Scientists, environmentalists and even the UK government’s own climate advisers have strongly criticized its decision to approve a plan to open the country’s first new coal mine in three decades, a little more than a year after the nation tried to convince the world to ditch the filthy fossil fuel at the COP26 climate talks in Glasgow.
Michael Gove, the UK housing and communities secretary, on Wednesday approved the plan to open the Whitehaven coal mine in Cumbria, a county in northwestern England that is home to the World Heritage-listed Lake District.
The controversial mine is expected to create more than 500 jobs. But the environmental trade-off is steep: The UK Climate Change Committee (CCC), an independent group that advises the government, has estimated the mine and the coal it will produce will emit around 9 million tons of planet-warming emissions every year.
Supporters of the mine argue the project will create jobs and secure the fossil fuel for British steelmaking; however, 85% of the coal mined is due to be exported.
The CCC has criticized the decision. Committee chairman Lord Deben said in a statement: “Phasing out coal use is the clearest requirement of the global effort towards Net Zero. We condemn, therefore, the Secretary of State’s decision to consent to a new deep coal mine in Cumbria, contrary to our previous advice.

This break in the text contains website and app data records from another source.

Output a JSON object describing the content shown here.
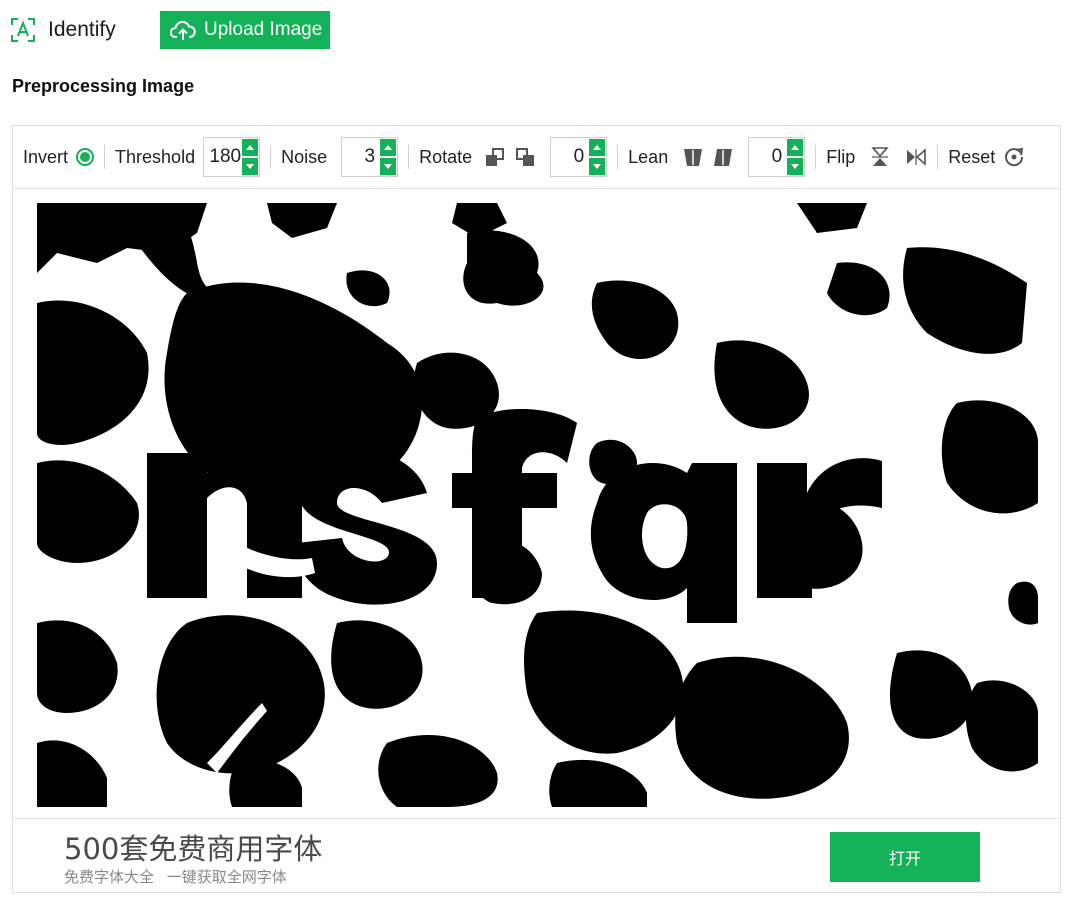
{
  "header": {
    "identify_label": "Identify",
    "identify_icon": "text-scan-icon",
    "upload_label": "Upload Image",
    "upload_icon": "cloud-upload-icon"
  },
  "section_title": "Preprocessing Image",
  "toolbar": {
    "invert_label": "Invert",
    "invert_checked": true,
    "threshold_label": "Threshold",
    "threshold_value": "180",
    "noise_label": "Noise",
    "noise_value": "3",
    "rotate_label": "Rotate",
    "rotate_value": "0",
    "rotate_icons": [
      "rotate-left-icon",
      "rotate-right-icon"
    ],
    "lean_label": "Lean",
    "lean_value": "0",
    "lean_icons": [
      "lean-left-icon",
      "lean-right-icon"
    ],
    "flip_label": "Flip",
    "flip_icons": [
      "flip-vertical-icon",
      "flip-horizontal-icon"
    ],
    "reset_label": "Reset",
    "reset_icon": "reset-icon"
  },
  "preview": {
    "captcha_text": "nsfqr"
  },
  "ad": {
    "title": "500套免费商用字体",
    "subtitle": "免费字体大全 一键获取全网字体",
    "button_label": "打开"
  },
  "colors": {
    "accent": "#13b158",
    "border": "#dcdcdc",
    "text": "#222222"
  }
}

This decision grows global emissions and undermines UK efforts to achieve Net Zero.”
The mine’s approval was also met with fierce criticism from scientists and environmentalists.
“A new coal mine in Cumbria makes no sense environmentally or economically,” said Paul Ekins, Professor of Resources and Environmental Policy at the UCL Institute for Sustainable Resources, in a statement. “It will add to global CO2 emissions, as the new supply will not replace other coal but divert it elsewhere, and it will become stranded in the 2030s as the steel industry globally moves away from coal.”

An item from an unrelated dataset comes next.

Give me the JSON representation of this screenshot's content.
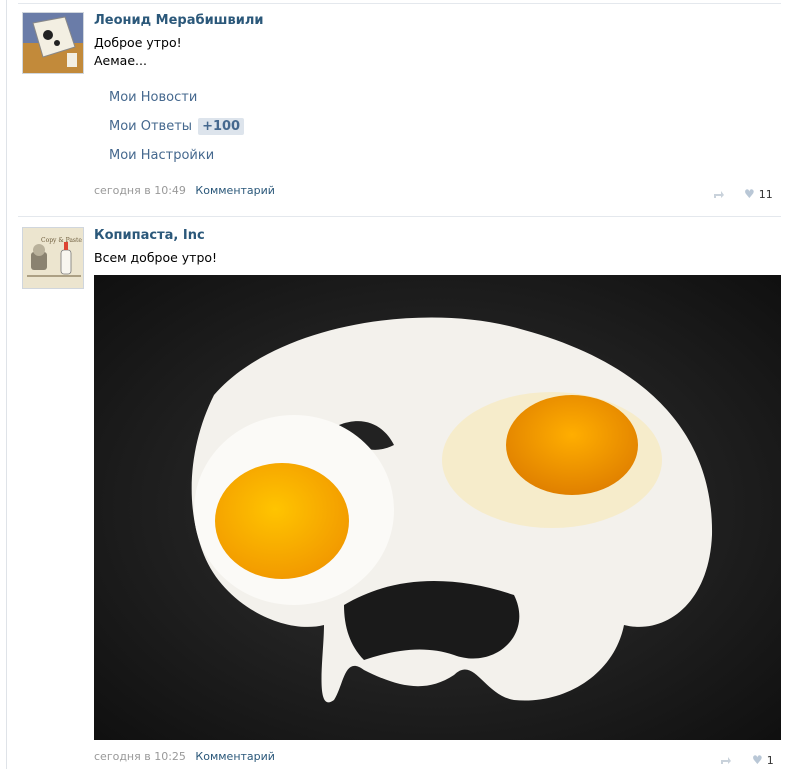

Ekins also said that the mine’s approval “trashes the UK’s reputation as a global leader on climate action and opens it up to well justified charges of hypocrisy – telling other countries to ditch coal while not doing so itself.”

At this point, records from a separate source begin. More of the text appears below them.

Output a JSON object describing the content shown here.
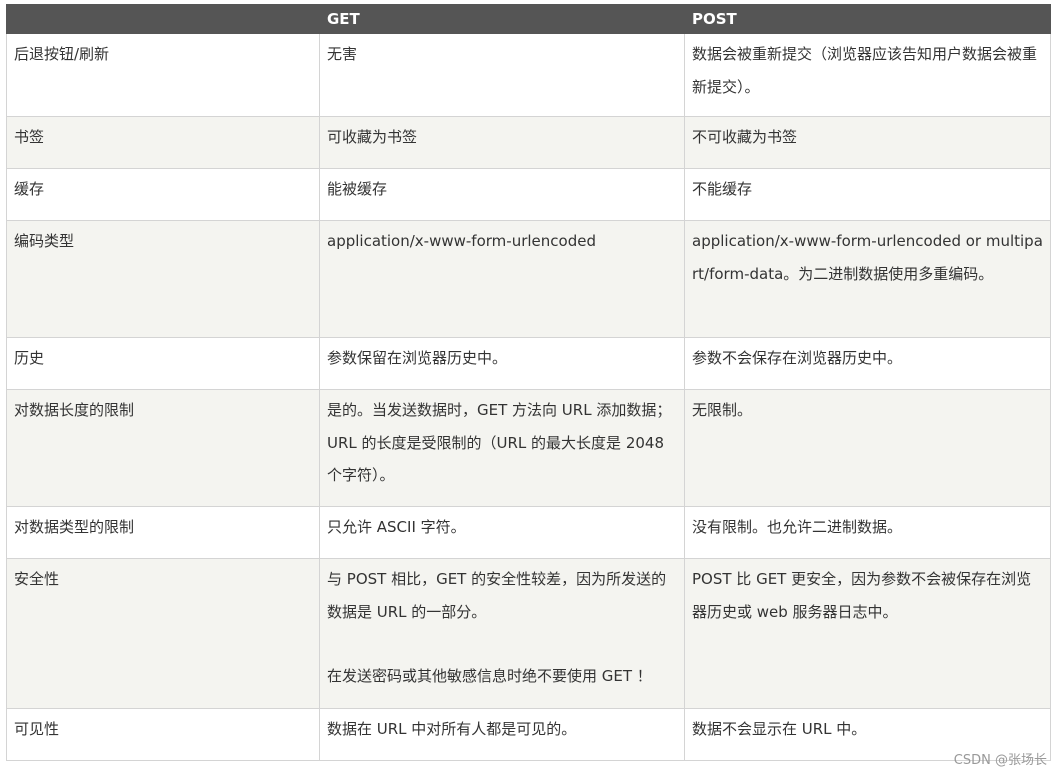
{
  "header": {
    "col1": "",
    "col2": "GET",
    "col3": "POST"
  },
  "rows": [
    {
      "label": "后退按钮/刷新",
      "get": [
        "无害"
      ],
      "post": [
        "数据会被重新提交（浏览器应该告知用户数据会被重新提交）。"
      ]
    },
    {
      "label": "书签",
      "get": [
        "可收藏为书签"
      ],
      "post": [
        "不可收藏为书签"
      ]
    },
    {
      "label": "缓存",
      "get": [
        "能被缓存"
      ],
      "post": [
        "不能缓存"
      ]
    },
    {
      "label": "编码类型",
      "get": [
        "application/x-www-form-urlencoded"
      ],
      "post": [
        "application/x-www-form-urlencoded or multipart/form-data。为二进制数据使用多重编码。"
      ]
    },
    {
      "label": "历史",
      "get": [
        "参数保留在浏览器历史中。"
      ],
      "post": [
        "参数不会保存在浏览器历史中。"
      ]
    },
    {
      "label": "对数据长度的限制",
      "get": [
        "是的。当发送数据时，GET 方法向 URL 添加数据；URL 的长度是受限制的（URL 的最大长度是 2048 个字符）。"
      ],
      "post": [
        "无限制。"
      ]
    },
    {
      "label": "对数据类型的限制",
      "get": [
        "只允许 ASCII 字符。"
      ],
      "post": [
        "没有限制。也允许二进制数据。"
      ]
    },
    {
      "label": "安全性",
      "get": [
        "与 POST 相比，GET 的安全性较差，因为所发送的数据是 URL 的一部分。",
        "在发送密码或其他敏感信息时绝不要使用 GET ！"
      ],
      "post": [
        "POST 比 GET 更安全，因为参数不会被保存在浏览器历史或 web 服务器日志中。"
      ]
    },
    {
      "label": "可见性",
      "get": [
        "数据在 URL 中对所有人都是可见的。"
      ],
      "post": [
        "数据不会显示在 URL 中。"
      ]
    }
  ],
  "watermark": "CSDN @张场长"
}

The government initially approved the project, but then put it on hold after a wave of protests, including a 10-day hunger strike by two teenage activists.
It came under intense pressure to reject the plan in 2021, the year it hosted the COP26 talks in Glasgow.
Alok Sharma, the COP26 President and a lawmaker for the governing Conservative Party, campaigned against the mine.
“Opening a new coal mine will not only be a backward step for UK climate action but also damage the UK’s hard-won international reputation, through our COP26 Presidency, as a leader in the global fight against climate change,” he said ahead of the announcement on Wednesday.
The decision comes a little more than a year after the conference, and after lengthy discussions between the UK government, local authorities and the public.
The Cumbria County Council had also approved the plan three times, but it backtracked its decision last February and called for a planning inquiry, effectively shifting the decision to the national government.
The Whitehaven mine, also known as the Woodhouse Colliery, is scheduled to operate until 2049, which is just a year before the UK’s self-imposed deadline to slash greenhouse gas emissions to net zero (emitting as little greenhouse gas as possible, and offsetting any emissions that cannot be avoided).
According to the International Energy Agency, investment into new fossil fuels infrastructure must stop immediately if the world wants any chance of achieving net zero by 2050. The latest climate science shows that achieving net zero by mid-century is necessary to keep temperatures from rising well above 1.5 degrees Celsius, compared with pre-industrial times. Beyond that threshold, the world will face climate crisis impacts that could take millennia to correct, or could be irreversible altogether.
Climate activists have protested against the project, while West Cumbria Mining, which is developing the mine, said the project would bring hundreds of new jobs into a struggling region. Its opponents argue these jobs may not be secure, given the huge momentum in Europe to phase out coal.
“Opening a coal mine in Cumbria is investing in 1850s technology and does not look forward to the 2030s low carbon local energy future,” Stuart Haszeldine, a professor at the School of GeoSciences at the University of Edinburgh, said in a statement.
CNN’s Angela Dewan contributed to this report.